Full-frame 35mm cameras. Medium-format cameras. Micro four-thirds cameras. These are formats. There are only two types of digital cameras themselves — Single Lens Reflex and Mirrorless.

The evolution of cameras has evolved over the past 100 years, and we’re about to enter a new generation, with Nikon and Canon both getting ready to reveal full-frame mirrorless camera systems.

While the mirrorless system has been around for 14 years, it has only recently started taking off. The first mirrorless camera was made by a company which is more known for printers (Epson). Since then, though, players like Panasonic, Olympus, Fuji, and Sony have marketed its mirrorless cameras to photographers.

While Panasonic and Olympus have embraced the micro four-thirds system, Sony has been the only mirrorless player to offer a full-frame system. And earlier this week, Sony announced in a press release that it had overtaken Canon for the top position in the U.S. for full-frame camera manufacturers.

While Canon has been quiet about its plans, Nikon has been much more vocal. Earlier this week, NikonRumors posted a piece with alleged photos of Nikon’s new Z6 and Z7 full-frame cameras. Rumor has it that the cameras will be announced on Aug. 23, 2018.

Courtesy NikonRumors.com

The fact that Nikon has been so vocal about its mirrorless plans bodes well for the company. Being a former Nikon user, I’m optimistic about what Nikon will come out with, and with the alleged photos that were leaked, I must say I’m excited.

NikonRumors also states that Nikon will come out with a 58mm f/0.95 lens, in addition to a 24-70mm f/4, 50mm f/1.8, and a wide angle lens.

What’s this mean for current mirrorless systems?

First and foremost, having Nikon (and eventually Canon) enter the mirrorless market shows that the top two DSLR brands are embracing new technology. Having them do this means the company knows the importance of the growing mirrorless market, and are ready to face it head-on.

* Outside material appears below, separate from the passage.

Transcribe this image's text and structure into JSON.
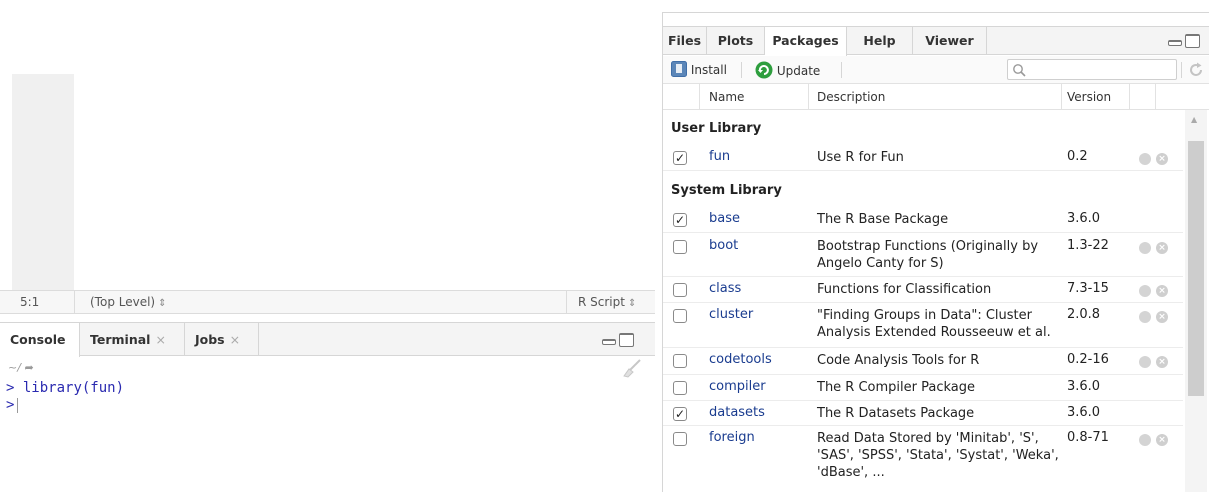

But what about Sony, Panasonic, and Olympus, who already have come out with several iterations of mirrorless cameras for the past several years?

The number one thing that this means is that there’s more competition in the mirrorless market. This ultimately should mean cameras coming out sooner, and with more and more features baked in.

Secondly, it means that mirrorless is here to stay. Having Nikon go full-force into the mirrorless world, even though it means creating a new mount and new lenses, means that mirrorless will continue to evolve.

What about micro four-thirds?

To me, this discussion is much more interesting, especially since I am an Olympus user. I’m impressed with what I’m able to capture with my Olympus camera, and certainly don’t have any plans to switch over to Nikon’s new mirrorless offerings.

It means that micro four-thirds camera producers must continue to increase production, offering features that aren’t available on its full-frame counterparts.

Panasonic and Olympus have to be careful. While the micro four-thirds system is great, there’s something to be said for a full-frame sensor, especially for professionals. While neither company should abandon micro four-thirds, something has to be said for the possibility of developing a full-frame camera to compete with Sony, Nikon and Canon.